Innovation can be defined in many ways. One of my favorite definitions is that innovation is invention with value (innovation = invention x value), with the value either as commercialization with revenue or as lives saved or improved (sometimes in the case of charitable organizations or healthcare systems). The ideal innovation, then, is an invention or new idea that brings high value.
Ten useful caveats of innovation, especially in healthcare, are summarized below (a few here with the remainder in part II in next week’s AIMed newsletter):
Innovation can be a convergence of different technologies
Sometimes innovation – especially in healthcare – can be simply a convergence of existing technologies rather than a new technology. An example in real life is Uber and its clever use of several existing (not new) technologies. Artificial intelligence is well situated to be a technology or resource that can be combined with another existing technology in healthcare (such as extended reality).
Innovation differs from research
A friend of mine once told me:
“Research is using money to turn it into knowledge, and innovation is the opposite – turning knowledge into money (or value).”
The traditional division between research (and development) and innovation is less obvious than before in some sectors, but within healthcare, it is rare to see innovation and research in the same domain.
One may need to travel far from one’s home domain to innovate
Steve Jobs wandered into a calligraphy class while he was at Reed College, and he often talked about how that one class forever changed his perspective on innovation. In healthcare, some of these innovations come from stakeholders from other domains, such as the technology sector – especially with artificial intelligence and cloud computing.
Innovations in artificial intelligence and many other topics will be discussed at our in-person AIMed Global Summit, January 18th-20th, 2022, at the sublime Ritz-Carlton resort in Laguna Niguel, southern California. This summit promises to be the most exciting yet, with Drs. Eric Topol and Daniel Kraft among the keynote speakers. In addition, the venerable Drs. Ted Shortliffe and Vimla Patel will discuss the human and machine aspects of AI in medicine and how we can attain this special synergy in this domain.
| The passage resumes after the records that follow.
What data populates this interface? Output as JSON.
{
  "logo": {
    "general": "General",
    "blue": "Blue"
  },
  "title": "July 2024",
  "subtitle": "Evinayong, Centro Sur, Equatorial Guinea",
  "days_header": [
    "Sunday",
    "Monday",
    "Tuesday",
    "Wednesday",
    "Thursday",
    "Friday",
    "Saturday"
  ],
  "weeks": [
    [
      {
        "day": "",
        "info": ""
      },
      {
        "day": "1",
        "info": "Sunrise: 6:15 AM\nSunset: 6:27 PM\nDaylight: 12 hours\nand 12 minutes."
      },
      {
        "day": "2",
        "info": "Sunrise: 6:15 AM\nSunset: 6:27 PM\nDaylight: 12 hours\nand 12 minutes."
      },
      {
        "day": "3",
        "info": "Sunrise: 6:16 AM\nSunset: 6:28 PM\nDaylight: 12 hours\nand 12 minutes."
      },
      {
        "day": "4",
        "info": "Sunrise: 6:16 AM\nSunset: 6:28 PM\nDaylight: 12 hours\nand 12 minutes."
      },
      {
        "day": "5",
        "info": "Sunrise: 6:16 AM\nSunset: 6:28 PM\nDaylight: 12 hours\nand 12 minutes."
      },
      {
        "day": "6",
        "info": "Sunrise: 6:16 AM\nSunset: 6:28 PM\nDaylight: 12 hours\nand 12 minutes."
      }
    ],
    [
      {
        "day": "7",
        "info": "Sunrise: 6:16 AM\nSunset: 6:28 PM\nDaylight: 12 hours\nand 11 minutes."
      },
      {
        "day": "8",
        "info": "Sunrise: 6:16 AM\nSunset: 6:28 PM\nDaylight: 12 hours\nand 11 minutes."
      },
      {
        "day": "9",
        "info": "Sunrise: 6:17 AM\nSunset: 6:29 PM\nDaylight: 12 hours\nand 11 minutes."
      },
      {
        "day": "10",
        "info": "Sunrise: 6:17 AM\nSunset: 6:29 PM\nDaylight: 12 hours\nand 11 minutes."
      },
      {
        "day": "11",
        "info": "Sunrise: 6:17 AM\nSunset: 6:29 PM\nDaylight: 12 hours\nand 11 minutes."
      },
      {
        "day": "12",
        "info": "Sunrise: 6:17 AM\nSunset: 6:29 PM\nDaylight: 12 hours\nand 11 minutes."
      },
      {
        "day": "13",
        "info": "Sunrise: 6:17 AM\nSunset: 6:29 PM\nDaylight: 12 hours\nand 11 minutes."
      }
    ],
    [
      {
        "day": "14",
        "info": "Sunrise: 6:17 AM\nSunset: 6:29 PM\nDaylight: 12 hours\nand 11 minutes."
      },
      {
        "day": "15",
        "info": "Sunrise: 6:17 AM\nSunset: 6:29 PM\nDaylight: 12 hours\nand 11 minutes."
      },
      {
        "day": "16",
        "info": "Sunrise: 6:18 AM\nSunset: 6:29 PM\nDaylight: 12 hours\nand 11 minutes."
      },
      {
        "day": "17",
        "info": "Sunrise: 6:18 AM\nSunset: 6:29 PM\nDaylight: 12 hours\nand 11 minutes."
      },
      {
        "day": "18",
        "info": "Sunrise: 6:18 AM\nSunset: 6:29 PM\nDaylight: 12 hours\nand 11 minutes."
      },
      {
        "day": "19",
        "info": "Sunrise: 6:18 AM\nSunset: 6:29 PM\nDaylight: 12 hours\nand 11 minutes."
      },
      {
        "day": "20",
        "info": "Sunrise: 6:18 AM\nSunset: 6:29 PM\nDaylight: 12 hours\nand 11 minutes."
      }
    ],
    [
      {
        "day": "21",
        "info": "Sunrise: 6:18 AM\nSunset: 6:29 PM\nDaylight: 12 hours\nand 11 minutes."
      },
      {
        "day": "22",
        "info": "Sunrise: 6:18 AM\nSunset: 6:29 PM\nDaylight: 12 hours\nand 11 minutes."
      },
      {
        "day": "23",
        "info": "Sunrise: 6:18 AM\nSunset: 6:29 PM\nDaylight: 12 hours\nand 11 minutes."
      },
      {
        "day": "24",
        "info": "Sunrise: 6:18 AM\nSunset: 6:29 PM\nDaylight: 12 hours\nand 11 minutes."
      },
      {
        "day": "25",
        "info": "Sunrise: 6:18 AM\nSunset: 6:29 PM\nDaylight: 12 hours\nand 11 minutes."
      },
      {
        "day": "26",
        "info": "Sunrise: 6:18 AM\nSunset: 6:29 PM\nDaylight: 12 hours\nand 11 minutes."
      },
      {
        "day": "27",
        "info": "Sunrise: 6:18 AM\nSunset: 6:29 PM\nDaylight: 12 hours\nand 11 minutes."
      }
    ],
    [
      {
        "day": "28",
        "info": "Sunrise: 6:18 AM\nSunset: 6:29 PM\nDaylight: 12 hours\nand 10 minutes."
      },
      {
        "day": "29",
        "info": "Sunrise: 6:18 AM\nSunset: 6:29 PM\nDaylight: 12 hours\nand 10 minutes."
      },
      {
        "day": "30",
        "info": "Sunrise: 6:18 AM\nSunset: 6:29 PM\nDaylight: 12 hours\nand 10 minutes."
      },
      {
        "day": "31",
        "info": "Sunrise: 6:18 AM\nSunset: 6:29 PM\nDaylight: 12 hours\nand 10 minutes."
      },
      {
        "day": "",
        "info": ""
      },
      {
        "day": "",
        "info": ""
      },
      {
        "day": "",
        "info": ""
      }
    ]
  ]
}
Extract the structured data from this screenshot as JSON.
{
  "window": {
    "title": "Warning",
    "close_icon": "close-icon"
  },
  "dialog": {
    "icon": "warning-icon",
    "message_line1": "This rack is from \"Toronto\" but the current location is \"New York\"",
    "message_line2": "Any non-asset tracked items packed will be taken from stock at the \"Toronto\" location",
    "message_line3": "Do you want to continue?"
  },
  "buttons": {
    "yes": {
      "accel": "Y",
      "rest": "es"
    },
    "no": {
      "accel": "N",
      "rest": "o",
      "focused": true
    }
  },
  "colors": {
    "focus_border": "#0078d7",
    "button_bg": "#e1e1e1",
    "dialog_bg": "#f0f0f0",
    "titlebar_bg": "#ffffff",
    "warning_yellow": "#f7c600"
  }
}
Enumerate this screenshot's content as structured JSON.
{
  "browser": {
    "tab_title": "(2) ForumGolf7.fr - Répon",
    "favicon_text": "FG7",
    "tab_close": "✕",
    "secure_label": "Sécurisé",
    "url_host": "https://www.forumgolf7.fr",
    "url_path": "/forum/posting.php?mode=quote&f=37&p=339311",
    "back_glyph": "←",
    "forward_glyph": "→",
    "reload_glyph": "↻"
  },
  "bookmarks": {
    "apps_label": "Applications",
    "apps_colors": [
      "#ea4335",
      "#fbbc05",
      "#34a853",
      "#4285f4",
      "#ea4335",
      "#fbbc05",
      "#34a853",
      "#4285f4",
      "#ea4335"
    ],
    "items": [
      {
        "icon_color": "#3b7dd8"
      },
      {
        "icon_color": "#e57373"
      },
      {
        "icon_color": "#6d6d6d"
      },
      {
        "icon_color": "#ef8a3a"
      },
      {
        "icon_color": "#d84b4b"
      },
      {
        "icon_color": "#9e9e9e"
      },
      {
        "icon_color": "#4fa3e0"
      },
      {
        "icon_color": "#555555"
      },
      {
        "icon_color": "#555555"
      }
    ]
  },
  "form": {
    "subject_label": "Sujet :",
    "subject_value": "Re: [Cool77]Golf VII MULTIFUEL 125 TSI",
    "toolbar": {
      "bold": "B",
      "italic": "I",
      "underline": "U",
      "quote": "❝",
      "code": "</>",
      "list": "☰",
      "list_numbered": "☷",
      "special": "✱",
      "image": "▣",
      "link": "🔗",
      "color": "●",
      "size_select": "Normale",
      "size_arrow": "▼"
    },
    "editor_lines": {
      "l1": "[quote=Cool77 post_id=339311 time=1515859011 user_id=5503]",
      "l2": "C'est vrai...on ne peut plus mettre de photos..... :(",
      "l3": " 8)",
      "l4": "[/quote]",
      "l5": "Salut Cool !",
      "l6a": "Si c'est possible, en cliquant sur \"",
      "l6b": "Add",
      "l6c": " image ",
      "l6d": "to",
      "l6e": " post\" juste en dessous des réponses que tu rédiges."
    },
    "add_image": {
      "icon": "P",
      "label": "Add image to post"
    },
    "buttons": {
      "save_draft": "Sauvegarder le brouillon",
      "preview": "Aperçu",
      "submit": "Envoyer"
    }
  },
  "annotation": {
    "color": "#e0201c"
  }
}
Finally, an exciting final session will be on the future of artificial intelligence in healthcare including its role in digital twins and extended reality. Book your place now.